Before starting your ICS placement, fears of moving in with an entirely new family, with a different and unknown culture to you, definitely crosses your mind. However, three months down the line and you wonder why you was ever concerned, so I am here to reflect and give some tips on host homes regarding my time in Malawi.


My major worry before coming on placement was not being able to communicate with my family and feeling isolated because of it. However, when my roommate Molly and I arrived we were greeted in basic English by our Amama (mum), which was very welcoming, and our Adada (dad) was fluent in English, as he taught in the local secondary school and the children learn in English at school. Our sister Takwonda also spoke very good English and was able to translate into the local language for when there were any communication problems between us and Amama. The younger children around the house, including our sister Idah, are generally quite shy to speak English in front of you for the first few weeks for fear of getting it wrong, but they soon grow in confidence and we ended up having lots of laughs and fun all together. The family also like you to learn their local language and you end up being 'quizzed'. This involves them saying random words and asking if you know what it means, to which the answer is normally no, them telling you what it means and you having to pronounce it - which is normally done wrong and then everyone falls about laughing!

Tip - be prepared for the families to talk in their local language to each other sometimes, and you not knowing what is being discussed. It is just easier and faster for them to communicate, so don’t get offended.

Enjoying some jelly in the eveningEnjoying some jelly in the evening

Facilities within the house

I personally went to Malawi with the expectation of living in a mud hut with no electricity for weeks, and having to walk miles every day to collect water, however I was pleasantly surprised when walking into my host home and seeing a television, with 'Keeping up the Kardashians' being played on it! There were also plug sockets within my spacious bedroom with actual beds(!) meaning our phones were regularly charged up. As expected there were occasional power cuts, due to heavy rains, which could last from 10 minutes to a whole day, but on average only occurred once a fortnight. However, you will find that cooking and eating your dinner by torchlight certainly adds to the ICS experience! The biggest shock was the fact my bedroom had a little ensuite with a flushing toilet and a working shower - albeit a cold one!
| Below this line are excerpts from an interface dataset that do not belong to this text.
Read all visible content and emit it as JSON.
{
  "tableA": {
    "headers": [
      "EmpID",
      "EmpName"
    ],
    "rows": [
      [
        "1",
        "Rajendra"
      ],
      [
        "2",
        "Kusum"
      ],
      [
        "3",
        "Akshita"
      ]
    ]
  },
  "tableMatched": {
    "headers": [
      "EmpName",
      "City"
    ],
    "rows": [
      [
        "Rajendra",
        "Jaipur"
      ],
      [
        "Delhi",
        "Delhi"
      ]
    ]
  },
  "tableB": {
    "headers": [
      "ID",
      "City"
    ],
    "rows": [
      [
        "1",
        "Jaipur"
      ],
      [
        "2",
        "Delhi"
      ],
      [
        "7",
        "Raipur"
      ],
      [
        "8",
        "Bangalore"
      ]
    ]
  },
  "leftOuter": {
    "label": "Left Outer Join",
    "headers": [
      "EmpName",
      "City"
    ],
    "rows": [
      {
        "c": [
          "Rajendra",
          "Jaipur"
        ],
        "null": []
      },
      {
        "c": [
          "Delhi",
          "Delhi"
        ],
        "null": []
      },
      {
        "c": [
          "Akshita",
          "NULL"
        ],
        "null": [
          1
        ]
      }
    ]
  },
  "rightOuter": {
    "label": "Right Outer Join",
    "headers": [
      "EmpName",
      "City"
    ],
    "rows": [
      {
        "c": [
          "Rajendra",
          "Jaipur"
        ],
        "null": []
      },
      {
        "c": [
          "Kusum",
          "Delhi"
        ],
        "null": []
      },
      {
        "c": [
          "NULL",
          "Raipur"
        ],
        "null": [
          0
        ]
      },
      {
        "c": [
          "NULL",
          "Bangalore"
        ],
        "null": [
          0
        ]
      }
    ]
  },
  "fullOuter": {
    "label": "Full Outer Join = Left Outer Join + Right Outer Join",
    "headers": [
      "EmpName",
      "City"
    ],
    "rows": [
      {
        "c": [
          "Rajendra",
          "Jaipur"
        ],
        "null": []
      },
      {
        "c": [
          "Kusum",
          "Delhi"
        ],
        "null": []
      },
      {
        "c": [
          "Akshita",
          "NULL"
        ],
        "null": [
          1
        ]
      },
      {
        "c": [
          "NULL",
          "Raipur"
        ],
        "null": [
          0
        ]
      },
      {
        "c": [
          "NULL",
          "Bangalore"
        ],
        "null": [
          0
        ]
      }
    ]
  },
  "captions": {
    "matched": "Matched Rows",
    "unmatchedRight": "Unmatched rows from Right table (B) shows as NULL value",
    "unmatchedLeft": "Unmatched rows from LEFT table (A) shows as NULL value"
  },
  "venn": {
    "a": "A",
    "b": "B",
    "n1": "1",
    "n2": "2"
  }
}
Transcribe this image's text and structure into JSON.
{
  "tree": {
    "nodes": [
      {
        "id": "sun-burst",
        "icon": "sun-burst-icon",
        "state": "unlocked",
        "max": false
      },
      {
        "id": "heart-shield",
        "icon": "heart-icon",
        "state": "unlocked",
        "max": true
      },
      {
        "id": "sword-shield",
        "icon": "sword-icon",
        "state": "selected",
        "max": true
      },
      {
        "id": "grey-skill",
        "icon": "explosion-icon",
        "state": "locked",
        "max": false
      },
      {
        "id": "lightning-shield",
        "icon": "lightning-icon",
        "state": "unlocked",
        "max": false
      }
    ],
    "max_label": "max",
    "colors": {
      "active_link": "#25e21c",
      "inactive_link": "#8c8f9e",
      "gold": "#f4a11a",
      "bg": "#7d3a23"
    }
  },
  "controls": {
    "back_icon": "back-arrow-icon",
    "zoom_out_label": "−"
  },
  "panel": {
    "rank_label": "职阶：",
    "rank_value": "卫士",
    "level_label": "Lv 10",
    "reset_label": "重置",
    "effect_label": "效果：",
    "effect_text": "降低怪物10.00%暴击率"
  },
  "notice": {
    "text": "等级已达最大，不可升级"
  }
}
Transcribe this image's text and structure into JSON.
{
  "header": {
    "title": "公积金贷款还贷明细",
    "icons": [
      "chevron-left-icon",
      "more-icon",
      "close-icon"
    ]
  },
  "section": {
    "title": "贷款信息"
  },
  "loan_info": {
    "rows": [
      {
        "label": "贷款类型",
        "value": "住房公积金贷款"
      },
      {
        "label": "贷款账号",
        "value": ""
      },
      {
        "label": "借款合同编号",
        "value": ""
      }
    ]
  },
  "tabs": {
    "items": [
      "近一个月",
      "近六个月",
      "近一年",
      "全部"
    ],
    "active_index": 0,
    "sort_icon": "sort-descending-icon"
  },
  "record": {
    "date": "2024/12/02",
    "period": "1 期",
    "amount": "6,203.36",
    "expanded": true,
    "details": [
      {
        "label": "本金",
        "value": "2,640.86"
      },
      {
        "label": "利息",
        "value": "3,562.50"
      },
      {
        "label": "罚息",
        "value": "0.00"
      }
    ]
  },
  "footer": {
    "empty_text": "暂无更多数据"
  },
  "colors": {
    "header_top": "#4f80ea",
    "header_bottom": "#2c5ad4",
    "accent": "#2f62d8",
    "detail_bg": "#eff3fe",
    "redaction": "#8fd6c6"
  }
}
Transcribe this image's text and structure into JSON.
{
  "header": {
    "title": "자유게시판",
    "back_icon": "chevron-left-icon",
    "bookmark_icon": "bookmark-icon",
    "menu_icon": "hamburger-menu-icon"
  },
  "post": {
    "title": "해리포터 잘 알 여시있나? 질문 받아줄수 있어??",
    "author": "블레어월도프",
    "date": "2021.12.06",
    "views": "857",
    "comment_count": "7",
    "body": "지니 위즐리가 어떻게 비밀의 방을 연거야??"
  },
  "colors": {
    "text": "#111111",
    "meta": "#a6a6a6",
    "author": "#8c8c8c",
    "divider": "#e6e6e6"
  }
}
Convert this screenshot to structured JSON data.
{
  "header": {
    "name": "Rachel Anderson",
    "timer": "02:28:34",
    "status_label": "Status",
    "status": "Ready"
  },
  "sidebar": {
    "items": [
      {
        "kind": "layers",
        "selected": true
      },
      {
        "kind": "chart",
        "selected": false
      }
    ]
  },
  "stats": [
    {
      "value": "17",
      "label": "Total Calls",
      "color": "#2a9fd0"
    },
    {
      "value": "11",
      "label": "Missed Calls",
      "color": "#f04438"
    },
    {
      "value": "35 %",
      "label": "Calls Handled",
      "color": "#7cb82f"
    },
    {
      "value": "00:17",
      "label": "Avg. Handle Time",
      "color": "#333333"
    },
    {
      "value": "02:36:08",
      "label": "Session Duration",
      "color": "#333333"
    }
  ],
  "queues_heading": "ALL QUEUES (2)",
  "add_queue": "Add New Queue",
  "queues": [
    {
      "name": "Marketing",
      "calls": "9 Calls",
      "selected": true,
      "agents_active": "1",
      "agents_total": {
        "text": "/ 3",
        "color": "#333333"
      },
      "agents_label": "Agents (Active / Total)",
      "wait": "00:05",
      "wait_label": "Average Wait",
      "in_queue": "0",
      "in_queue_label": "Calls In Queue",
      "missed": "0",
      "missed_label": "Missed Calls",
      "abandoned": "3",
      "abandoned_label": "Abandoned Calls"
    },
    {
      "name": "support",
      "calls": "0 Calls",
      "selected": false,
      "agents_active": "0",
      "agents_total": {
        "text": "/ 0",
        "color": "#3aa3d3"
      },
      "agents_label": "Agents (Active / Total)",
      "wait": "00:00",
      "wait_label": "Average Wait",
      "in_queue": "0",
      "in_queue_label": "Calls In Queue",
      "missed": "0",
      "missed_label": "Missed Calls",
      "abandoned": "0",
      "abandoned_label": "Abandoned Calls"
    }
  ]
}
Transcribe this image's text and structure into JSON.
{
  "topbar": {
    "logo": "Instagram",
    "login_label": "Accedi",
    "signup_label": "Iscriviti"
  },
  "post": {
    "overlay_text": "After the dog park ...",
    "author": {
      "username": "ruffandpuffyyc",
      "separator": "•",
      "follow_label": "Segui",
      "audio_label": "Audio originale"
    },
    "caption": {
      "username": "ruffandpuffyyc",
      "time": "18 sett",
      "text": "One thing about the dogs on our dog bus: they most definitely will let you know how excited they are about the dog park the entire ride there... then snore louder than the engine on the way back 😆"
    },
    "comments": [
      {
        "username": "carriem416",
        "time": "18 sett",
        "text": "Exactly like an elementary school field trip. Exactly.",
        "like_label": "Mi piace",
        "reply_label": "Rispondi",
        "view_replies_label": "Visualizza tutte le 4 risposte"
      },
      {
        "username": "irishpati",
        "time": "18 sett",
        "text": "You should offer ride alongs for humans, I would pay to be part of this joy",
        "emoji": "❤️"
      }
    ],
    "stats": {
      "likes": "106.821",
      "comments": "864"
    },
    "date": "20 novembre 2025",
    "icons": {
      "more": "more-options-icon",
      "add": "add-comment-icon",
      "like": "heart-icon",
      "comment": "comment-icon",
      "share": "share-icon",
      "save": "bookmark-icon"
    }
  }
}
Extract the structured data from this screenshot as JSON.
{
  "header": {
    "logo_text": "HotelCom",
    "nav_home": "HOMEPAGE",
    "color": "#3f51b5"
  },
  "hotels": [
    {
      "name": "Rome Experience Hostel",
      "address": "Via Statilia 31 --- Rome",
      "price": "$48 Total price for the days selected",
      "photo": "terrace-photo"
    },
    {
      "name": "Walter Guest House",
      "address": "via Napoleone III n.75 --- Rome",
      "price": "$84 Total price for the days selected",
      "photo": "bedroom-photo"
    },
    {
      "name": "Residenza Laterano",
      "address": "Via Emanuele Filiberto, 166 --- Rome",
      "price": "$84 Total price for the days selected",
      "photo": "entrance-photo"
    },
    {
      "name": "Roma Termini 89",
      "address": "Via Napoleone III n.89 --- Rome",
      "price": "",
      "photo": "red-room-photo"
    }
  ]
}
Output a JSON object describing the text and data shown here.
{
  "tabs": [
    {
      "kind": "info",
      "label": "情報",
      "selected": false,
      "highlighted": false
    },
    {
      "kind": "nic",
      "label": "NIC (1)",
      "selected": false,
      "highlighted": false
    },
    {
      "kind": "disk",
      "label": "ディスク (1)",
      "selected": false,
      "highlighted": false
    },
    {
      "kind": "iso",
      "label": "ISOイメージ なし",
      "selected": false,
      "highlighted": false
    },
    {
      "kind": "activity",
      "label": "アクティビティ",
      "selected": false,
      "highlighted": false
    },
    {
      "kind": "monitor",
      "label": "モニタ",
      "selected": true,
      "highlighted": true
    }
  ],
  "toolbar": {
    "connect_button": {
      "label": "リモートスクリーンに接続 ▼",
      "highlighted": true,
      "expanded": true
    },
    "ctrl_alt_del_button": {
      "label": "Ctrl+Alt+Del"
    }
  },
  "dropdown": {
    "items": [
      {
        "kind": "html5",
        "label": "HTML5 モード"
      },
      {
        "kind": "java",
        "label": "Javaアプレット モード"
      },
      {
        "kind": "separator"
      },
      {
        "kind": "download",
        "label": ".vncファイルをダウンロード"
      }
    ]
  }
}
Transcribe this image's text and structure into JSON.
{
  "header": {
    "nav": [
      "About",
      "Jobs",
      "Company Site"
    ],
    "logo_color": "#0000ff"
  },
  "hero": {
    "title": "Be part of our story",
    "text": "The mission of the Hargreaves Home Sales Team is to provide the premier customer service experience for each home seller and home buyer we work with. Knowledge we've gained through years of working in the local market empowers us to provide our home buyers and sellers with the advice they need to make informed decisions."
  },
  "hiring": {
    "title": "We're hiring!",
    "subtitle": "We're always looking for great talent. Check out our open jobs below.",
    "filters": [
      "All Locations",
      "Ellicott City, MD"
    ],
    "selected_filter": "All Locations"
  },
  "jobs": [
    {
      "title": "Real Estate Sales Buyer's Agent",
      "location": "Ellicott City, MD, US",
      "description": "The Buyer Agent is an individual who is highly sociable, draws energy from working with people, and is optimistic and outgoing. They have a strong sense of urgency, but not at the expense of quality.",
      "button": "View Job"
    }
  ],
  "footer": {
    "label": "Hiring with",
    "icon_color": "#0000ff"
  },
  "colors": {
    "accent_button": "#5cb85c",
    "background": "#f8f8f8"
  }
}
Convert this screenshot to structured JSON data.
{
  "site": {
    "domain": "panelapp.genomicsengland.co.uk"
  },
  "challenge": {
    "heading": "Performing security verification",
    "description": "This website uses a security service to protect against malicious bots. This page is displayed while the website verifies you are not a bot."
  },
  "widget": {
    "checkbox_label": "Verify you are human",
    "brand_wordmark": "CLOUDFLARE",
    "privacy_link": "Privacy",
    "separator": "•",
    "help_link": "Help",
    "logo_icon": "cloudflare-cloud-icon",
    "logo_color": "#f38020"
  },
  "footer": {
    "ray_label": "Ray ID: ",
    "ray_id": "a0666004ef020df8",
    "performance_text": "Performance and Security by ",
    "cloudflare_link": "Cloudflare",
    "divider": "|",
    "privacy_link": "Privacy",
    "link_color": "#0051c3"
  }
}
Cupboard with kitchen utensils


The cultural aspects of living with a Malawian family differ slightly from the UK, with the most obvious one being that the father is the head of the household, and whatever he says goes. This however is not a completely negative experience as one Friday night our Adada made us get out of bed to drink Fanta with him and his friend whilst our Amama cooked some amazing chicken on the makeshift barbeque! For females in Malawi, it is cultural for women once they hit puberty to wear chitenjes around the house as well as outside of the house. It is also expected to have knees covered at all times. Every girl on placement purchased one to be culturally sensitive to the villagers, however we found we did not need to wear ours around the house, but still covered our knees to not offend anyone!

Tip - Ask your Malawian volunteers and family if your clothes are acceptable otherwise you may unintentionally offend the whole village!

Girls, goats and chitenjesGirls, goats and chitenjes


The staple food of Malawi is a substance called 'nsima', which is quite frankly maize flour mixed with water over a heat. It is an acquired taste, but described by fellow volunteers as a tasteless mashed potato! Rice is the other main carbohydrate, however is more expensive than nsima so eaten less regularly. Food is often served with a 'relish', which can range from beans, eggs, vegetables or occasionally meat (probably once a week - again expensive!), and often has a 'soup' accompanying it made from tomatoes. I quite enjoyed the new diet and the lack of fried food certainly helped me lose weight, which is always a bonus! There are however shops in the town where you can get your chocolate fix for about 90p.

About to add the maize flour to the boiled water to cook nsima!About to add the maize flour to the boiled water to cook nsima!

Tips - give everything a try once, even fish with the heads still attached, BUT, if you don't like it, tell your family straight away otherwise you will be forcing down food you hate for the next three months.

Rice and beans - a very tasty dinner!Rice and beans - a very tasty dinner!

Overall, I would say that living with host families definitely enhances your ICS experience and engages you with the culture that Malawi has to offer. I got to enjoy many different experiences with my host family, such as attending a bridal shower, our pet dogs having puppies and introducing the card game Snap to the children. I now consider myself to have two families and cannot wait to head back out there and visit them again, and hopefully avoid the emotional farewell next time!

Tania with children

Written by ICS Alumni Tania Morton (January - March 2016 cycle, Team Tilitose Sprodeta, Rumphi, Malawi)